**ACTIVITY:** From the records below, copy each line that has the word "data" in it.
○ ○ ○ ○ ○
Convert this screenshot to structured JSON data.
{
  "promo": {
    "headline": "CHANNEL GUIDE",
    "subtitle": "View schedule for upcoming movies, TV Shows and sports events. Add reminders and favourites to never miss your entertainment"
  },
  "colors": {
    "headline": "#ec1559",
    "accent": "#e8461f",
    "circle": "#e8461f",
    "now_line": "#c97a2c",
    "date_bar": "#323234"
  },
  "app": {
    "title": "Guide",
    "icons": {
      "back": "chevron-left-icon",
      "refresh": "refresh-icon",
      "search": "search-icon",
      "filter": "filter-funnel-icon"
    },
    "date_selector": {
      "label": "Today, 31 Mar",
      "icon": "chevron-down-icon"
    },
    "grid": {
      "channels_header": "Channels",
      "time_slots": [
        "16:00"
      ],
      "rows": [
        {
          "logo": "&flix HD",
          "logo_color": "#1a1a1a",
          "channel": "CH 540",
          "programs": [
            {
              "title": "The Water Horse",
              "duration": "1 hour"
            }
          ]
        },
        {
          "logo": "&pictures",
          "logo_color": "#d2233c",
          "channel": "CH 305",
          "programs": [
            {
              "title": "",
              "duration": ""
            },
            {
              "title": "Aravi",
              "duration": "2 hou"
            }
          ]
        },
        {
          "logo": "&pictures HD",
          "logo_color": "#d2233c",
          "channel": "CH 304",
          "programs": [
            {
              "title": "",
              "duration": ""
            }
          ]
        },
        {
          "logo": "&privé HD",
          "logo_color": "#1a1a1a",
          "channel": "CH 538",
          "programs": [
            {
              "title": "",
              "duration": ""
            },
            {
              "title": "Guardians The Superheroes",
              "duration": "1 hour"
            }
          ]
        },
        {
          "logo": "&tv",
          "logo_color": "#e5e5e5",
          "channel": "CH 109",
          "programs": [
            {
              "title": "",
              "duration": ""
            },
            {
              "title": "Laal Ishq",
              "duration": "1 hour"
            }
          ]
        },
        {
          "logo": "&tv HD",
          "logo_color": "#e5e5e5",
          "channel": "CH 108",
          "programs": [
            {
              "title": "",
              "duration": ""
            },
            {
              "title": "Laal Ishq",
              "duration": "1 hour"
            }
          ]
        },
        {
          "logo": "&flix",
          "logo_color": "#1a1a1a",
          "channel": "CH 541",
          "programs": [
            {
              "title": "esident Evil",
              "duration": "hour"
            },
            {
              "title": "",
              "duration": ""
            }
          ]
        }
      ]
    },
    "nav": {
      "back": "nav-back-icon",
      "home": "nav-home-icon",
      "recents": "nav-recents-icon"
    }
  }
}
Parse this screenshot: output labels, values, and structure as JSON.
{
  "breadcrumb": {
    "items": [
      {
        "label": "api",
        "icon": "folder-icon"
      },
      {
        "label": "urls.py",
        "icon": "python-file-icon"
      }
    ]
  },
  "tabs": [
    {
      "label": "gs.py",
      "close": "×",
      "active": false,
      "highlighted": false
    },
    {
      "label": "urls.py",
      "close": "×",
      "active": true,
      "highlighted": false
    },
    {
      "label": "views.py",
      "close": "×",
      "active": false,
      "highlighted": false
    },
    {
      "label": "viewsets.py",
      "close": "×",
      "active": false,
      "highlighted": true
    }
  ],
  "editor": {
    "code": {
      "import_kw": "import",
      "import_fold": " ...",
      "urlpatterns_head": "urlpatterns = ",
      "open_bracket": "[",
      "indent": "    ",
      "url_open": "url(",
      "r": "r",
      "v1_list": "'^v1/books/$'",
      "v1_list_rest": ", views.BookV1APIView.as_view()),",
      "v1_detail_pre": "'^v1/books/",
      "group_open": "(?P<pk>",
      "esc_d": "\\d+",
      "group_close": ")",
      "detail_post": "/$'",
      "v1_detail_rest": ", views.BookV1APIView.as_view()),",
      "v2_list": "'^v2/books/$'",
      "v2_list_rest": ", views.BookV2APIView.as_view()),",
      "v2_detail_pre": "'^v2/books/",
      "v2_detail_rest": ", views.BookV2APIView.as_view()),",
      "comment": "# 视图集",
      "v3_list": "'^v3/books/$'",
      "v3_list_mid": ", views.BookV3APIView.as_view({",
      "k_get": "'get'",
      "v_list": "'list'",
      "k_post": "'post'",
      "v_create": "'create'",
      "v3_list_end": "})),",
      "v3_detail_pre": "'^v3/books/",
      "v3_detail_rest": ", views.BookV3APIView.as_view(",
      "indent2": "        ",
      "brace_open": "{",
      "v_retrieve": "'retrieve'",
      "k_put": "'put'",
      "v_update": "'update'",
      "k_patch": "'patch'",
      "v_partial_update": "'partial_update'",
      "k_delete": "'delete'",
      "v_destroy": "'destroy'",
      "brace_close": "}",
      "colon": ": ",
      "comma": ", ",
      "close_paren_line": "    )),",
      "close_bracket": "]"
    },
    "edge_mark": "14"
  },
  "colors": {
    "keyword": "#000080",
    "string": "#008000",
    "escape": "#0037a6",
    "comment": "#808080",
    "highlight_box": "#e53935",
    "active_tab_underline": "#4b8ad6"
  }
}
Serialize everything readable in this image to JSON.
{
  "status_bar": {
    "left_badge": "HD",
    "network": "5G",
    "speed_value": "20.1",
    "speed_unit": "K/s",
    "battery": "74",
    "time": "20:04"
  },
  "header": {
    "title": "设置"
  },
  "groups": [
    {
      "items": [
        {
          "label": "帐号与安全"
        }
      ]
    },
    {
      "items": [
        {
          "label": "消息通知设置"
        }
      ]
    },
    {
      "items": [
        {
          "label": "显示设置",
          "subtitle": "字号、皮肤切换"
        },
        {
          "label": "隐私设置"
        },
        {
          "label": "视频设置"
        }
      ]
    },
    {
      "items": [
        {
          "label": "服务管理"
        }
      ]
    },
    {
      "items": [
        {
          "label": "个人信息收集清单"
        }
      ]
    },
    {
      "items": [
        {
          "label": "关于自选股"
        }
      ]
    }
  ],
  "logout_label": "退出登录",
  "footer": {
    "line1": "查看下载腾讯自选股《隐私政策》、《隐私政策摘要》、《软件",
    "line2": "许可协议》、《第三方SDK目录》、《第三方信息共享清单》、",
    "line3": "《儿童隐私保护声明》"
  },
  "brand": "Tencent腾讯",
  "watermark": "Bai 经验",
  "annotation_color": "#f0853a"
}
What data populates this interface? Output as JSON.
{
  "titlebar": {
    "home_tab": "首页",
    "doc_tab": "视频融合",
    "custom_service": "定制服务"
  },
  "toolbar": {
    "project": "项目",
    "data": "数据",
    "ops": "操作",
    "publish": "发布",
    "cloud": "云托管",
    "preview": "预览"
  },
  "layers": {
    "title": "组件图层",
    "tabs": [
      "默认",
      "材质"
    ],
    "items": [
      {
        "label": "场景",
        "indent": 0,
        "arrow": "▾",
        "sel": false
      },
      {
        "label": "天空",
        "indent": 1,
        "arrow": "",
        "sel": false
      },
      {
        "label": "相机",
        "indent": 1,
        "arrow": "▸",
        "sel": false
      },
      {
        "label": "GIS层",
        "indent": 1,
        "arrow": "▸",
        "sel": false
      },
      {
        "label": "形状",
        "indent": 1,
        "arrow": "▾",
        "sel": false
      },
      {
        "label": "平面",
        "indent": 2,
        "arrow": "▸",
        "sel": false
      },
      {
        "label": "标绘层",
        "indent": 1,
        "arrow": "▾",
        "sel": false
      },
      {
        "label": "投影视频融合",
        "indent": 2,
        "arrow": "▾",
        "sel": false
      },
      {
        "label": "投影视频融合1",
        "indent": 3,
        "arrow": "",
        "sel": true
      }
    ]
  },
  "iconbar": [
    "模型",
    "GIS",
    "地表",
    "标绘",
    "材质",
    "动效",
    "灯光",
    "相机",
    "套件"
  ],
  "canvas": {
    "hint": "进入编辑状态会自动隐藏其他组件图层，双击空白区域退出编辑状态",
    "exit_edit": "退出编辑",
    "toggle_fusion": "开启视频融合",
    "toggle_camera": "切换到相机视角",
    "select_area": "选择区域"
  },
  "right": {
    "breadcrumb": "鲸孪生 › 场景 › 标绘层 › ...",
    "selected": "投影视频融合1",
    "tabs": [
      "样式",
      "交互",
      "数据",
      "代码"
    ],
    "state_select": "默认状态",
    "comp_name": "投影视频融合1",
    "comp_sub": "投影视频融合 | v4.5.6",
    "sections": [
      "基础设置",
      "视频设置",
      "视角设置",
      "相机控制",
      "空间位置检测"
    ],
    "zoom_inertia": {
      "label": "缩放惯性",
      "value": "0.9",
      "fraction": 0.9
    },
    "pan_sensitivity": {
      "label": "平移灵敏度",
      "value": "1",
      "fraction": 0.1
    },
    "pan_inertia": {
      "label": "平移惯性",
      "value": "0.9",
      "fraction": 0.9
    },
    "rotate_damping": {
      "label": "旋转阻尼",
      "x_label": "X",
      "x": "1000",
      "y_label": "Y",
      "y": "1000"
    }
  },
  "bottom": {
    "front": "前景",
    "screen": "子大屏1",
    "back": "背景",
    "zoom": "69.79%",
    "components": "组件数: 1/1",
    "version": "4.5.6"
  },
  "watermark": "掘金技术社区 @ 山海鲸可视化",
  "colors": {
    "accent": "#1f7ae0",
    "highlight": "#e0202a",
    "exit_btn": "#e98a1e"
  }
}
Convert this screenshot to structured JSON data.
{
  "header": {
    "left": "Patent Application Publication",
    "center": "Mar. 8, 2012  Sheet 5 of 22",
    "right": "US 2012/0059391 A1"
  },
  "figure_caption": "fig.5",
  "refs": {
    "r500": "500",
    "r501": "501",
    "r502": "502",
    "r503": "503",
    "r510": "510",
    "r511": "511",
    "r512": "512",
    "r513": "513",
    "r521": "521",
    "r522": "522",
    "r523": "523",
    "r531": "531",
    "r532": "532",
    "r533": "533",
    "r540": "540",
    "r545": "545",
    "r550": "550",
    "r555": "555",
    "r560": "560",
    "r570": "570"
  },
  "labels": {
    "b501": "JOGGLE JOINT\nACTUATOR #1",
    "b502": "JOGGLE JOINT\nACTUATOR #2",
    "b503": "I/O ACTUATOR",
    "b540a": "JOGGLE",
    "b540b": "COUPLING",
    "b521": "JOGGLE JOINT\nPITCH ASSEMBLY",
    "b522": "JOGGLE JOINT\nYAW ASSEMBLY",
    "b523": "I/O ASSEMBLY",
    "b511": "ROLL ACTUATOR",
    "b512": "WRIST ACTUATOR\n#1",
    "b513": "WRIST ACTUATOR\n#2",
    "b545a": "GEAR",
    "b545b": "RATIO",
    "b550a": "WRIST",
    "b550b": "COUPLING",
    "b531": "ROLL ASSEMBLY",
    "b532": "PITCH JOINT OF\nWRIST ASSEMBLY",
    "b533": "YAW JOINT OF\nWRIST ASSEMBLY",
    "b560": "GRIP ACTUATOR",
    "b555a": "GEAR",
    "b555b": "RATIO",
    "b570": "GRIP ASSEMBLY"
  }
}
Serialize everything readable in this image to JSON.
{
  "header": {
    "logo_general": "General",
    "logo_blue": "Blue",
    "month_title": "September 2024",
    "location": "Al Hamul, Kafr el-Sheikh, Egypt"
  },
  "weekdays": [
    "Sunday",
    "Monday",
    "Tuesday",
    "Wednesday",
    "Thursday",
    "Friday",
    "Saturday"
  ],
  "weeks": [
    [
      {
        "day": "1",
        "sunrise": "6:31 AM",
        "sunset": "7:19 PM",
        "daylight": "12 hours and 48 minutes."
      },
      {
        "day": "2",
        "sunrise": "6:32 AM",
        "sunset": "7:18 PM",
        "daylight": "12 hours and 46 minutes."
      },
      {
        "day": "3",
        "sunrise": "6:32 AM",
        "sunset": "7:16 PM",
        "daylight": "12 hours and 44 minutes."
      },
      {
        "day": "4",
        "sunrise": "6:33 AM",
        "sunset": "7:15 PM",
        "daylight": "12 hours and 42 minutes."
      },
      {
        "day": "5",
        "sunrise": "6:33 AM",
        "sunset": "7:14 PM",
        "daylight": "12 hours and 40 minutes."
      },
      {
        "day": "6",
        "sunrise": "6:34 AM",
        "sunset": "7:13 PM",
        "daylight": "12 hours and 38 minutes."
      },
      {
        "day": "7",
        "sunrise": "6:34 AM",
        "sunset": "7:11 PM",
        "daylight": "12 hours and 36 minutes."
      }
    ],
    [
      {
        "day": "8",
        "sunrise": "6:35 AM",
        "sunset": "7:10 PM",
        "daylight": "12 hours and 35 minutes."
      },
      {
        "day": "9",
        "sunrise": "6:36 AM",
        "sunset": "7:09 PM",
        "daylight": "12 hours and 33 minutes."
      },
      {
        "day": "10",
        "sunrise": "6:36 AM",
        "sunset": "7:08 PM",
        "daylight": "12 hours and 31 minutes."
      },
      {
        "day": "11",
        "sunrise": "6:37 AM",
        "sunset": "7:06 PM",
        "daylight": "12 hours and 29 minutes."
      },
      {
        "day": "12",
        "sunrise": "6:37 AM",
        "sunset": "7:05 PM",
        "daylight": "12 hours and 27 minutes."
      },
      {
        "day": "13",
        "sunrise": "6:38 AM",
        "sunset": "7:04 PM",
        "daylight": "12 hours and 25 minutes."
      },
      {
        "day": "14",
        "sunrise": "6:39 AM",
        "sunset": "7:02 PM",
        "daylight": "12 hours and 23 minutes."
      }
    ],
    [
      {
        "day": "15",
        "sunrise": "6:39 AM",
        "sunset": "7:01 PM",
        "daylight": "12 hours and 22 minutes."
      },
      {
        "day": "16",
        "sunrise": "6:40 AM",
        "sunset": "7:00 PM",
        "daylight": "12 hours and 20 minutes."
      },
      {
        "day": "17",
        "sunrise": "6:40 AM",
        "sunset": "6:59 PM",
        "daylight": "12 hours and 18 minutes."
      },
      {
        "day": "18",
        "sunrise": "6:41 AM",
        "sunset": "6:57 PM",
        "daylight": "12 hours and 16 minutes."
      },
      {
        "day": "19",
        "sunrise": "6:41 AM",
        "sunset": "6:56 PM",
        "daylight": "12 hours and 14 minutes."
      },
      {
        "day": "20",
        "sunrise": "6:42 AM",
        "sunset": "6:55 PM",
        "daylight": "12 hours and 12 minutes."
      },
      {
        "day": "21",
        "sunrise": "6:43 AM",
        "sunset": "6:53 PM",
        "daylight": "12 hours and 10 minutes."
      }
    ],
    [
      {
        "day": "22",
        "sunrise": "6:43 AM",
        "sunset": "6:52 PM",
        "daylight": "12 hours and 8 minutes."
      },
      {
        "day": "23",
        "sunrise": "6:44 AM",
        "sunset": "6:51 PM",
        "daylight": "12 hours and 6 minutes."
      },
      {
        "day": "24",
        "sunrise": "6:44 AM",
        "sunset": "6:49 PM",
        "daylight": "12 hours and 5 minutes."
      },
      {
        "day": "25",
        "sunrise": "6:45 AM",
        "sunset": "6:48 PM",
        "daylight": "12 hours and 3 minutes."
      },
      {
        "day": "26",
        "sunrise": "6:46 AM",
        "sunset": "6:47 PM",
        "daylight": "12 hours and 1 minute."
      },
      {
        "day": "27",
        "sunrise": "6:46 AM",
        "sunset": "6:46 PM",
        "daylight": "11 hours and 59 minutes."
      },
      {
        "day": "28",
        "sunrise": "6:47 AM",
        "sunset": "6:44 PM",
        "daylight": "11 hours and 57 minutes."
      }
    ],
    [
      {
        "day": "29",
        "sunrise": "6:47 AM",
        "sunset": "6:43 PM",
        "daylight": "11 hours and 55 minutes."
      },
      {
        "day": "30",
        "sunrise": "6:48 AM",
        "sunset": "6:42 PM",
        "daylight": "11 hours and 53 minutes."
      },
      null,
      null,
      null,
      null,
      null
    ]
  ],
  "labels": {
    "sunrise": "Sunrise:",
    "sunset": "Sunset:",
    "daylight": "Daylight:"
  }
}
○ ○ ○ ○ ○
**ANSWER TO THE PROBLEM:**
Convert this screenshot to structured JSON data.
What data populates this interface? Output as JSON.
    "data": "数据",
Convert this screenshot to structured JSON data.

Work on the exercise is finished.